- _TASK DESCRIPTION_
Where the word "dual" shows up in a line below, that line is counted. State how many lines are counted, without any other words.

───── DATASET ENTRIES ─────

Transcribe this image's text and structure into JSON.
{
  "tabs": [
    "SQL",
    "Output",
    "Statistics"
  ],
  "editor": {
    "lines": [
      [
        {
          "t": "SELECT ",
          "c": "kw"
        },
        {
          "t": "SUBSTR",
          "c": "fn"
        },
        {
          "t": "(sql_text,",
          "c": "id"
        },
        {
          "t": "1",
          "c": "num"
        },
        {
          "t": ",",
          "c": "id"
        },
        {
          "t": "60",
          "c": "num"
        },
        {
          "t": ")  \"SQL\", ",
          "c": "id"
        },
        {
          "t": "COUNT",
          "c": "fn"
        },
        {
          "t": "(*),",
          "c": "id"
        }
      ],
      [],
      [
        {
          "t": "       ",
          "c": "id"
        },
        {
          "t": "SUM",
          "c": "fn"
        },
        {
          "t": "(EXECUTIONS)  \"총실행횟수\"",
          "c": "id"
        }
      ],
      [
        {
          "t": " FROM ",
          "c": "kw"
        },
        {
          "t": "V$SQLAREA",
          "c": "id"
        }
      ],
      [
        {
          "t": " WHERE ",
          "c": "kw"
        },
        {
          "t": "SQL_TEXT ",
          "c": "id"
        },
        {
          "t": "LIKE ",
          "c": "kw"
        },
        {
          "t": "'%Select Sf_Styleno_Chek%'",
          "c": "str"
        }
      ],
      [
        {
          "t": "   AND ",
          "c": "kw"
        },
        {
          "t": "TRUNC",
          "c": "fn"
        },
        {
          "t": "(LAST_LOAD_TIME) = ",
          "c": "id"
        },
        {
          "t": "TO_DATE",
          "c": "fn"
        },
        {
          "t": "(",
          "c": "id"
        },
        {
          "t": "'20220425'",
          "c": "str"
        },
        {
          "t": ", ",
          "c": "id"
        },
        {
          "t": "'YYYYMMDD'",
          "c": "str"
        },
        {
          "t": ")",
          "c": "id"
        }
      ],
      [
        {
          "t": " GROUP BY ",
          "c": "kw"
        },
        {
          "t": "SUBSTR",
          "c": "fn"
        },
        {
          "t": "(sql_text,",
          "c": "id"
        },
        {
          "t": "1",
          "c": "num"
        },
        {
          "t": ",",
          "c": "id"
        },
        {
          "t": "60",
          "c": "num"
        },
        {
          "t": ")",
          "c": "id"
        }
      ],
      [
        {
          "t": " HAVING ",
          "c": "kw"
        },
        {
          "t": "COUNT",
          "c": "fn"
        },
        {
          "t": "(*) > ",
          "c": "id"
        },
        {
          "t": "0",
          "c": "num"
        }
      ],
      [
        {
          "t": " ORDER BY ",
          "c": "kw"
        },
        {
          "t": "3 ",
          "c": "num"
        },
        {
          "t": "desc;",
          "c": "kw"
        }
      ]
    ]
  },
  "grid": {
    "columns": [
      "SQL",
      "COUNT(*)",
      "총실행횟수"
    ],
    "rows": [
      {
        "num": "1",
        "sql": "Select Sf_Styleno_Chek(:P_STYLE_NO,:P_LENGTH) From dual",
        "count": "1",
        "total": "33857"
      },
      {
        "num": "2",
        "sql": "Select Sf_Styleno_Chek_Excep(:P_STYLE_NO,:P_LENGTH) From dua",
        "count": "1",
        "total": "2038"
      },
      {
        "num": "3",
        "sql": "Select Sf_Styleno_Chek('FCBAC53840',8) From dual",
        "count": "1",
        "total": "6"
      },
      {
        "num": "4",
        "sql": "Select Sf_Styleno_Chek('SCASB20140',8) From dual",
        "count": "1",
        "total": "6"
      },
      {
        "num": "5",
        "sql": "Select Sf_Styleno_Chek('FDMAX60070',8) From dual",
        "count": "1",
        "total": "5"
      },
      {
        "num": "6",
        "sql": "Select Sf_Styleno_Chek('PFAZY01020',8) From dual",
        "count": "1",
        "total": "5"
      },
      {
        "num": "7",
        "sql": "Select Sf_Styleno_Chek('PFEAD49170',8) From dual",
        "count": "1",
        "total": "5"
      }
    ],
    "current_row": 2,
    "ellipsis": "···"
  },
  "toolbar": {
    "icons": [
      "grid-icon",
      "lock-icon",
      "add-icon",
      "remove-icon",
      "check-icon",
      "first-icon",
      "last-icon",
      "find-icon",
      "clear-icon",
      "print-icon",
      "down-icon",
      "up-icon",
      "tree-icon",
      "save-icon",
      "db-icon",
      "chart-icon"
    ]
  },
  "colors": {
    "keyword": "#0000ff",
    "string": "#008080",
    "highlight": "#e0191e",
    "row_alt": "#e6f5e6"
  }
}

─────

- _PROBLEM SOLUTION_
6